How are public and private insurance used in the real-world? The answer to this question varies across countries, however, there are generally 3 ways in which public and private health insurance systems interact.
First, private insurance may substitute for public insurance. That is, people are either covered privately or publicly. This is the case in Australia, Ireland, Spain and used to be the case in the Netherlands before 2006…Second, private insurance is bought in addition to public insurance to get faster access (i.e. shorter waiting lists), have a broader choice of providers and treatments for a given condition. Examples include Austria, Denmark and Finland…Third, private insurance is bought to cover treatment for conditions that are not covered by public insurance. One can think of dental care, physiotherapy and prescription glasses that are not covered by the public insurance system. But also, the public system may not fully cover the costs of a treatment and people can insure the public co-payment on the private market. Example shere include the Netherlands (after 2006), France and Luxembourg.
In the U.S. the interaction typically occurs along dimensions #1 and #3. Working age individuals may be covered by private insurance (often through their employer) or by a government program such as Medicaid. For the elderly, they are generally covered by they publicly-funded Medicare program. Medicare, however, often requires beneficiaries to make large co-payments. Private Medigap insurance, however, covers many of these copayments.
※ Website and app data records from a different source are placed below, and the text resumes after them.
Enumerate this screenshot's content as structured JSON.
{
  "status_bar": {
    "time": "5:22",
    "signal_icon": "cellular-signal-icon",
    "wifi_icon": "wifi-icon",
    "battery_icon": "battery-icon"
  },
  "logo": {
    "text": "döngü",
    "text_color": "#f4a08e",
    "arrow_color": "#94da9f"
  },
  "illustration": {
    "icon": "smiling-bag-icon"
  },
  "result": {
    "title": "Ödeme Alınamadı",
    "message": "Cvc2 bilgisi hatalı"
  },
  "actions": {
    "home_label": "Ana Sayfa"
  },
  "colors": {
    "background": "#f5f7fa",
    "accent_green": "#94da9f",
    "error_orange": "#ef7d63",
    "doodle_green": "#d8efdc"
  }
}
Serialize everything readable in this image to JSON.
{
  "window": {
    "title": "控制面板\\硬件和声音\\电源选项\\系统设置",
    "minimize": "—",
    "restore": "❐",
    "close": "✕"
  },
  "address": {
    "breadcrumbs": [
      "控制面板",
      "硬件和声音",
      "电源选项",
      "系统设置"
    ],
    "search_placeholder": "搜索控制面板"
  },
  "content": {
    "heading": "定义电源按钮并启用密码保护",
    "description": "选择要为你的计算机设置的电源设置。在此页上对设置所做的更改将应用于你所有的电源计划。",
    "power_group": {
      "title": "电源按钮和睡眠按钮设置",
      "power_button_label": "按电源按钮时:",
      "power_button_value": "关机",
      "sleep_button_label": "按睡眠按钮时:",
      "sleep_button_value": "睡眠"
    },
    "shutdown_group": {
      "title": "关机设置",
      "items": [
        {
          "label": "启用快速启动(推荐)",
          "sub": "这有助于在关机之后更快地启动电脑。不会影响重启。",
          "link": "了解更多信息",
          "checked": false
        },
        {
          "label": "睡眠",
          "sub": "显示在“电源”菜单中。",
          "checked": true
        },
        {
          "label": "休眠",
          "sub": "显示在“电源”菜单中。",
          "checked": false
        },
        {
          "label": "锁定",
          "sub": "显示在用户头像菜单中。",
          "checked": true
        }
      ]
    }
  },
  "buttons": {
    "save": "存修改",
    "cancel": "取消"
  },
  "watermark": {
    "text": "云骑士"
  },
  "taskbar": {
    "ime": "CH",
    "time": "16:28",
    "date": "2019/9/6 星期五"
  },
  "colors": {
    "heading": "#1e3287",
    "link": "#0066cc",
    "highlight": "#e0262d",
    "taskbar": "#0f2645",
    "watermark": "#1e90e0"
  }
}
A recent paper by Boone et al. (2018) notes two commonly cited market imperfections that would justify government provided health insurance but then also adds a third. Namely, there is the issue of adverse selection. In the private market, the sickest individuals may have trouble buying insurance if healthy individuals drop out of the market (even though they themselves would prefer insurance if provided at rates reasonable to their risk). If there is public insurance where everyone gets insurance, this solves the adverse selection issue. The second market imperfection–moral hazard–affects both public and private insurance. When insurance is provided, people will be more likely to request expensive medicines than are needed since they are not bearing the full cost of the medication. A third and final market imperfection is liquidity constraints. In many economic models, there is a high demand for insurance because patients are risk averse. It could be the case, however, that individuals may not have access to sufficient capital to fund the purchase of a treatment that they value highly. Financial institutions may be wary of lending large sums to individuals with very serious disease.
In a standard model with adverse selection and moral hazard (but no liquidity constraints), other studies have found that government insurance should cover treatments likely to induce adverse selection and that cost-effectiveness does not influence whether government or private sector should cover a treatment.
In the Boone model with liquidity constraints, however, the results change along five dimensions.
First, CE scores do play a role in prioritizing which treatments should be insured. Because of limited budgets, money should be spent on treatments with a high health return per euro spent.Second, treatments with serious moral hazard issues should not be covered at all by (any) insurance. Third, relatively cheap treatments should not be covered by either basic or supplementary insurance. Fourth, basic insurance should cover treatments that are predominantly used by people who at the margin buy the most valuable treatments. The importance of disease (and treatment) prevalence to determine which treatments should be covered by basic insurance appears to be new. We derive sufficient conditions under which basic insurance should target treatments used especially by vulnerable people with high risk and low income. Finally, the welfare effects of government intervention in health insurance are magnitudes higher in an access to care model.
The paper is interesting and the key issue is to what extent are liquidity constraints binding in the real world. Some have called for health mortgages to allow liquidity constrained individuals to afford expensive treatments. Other individuals can receive loans from family or friends to afford needed treatments. However, with the cost of some novel treatments reaching six figures in cost per year, liquidity constraints are clearly an issue for many individuals.
- Boone, Jan. “Basic versus supplementary health insurance: access to care and the role of cost effectiveness.” Journal of health economics (2018).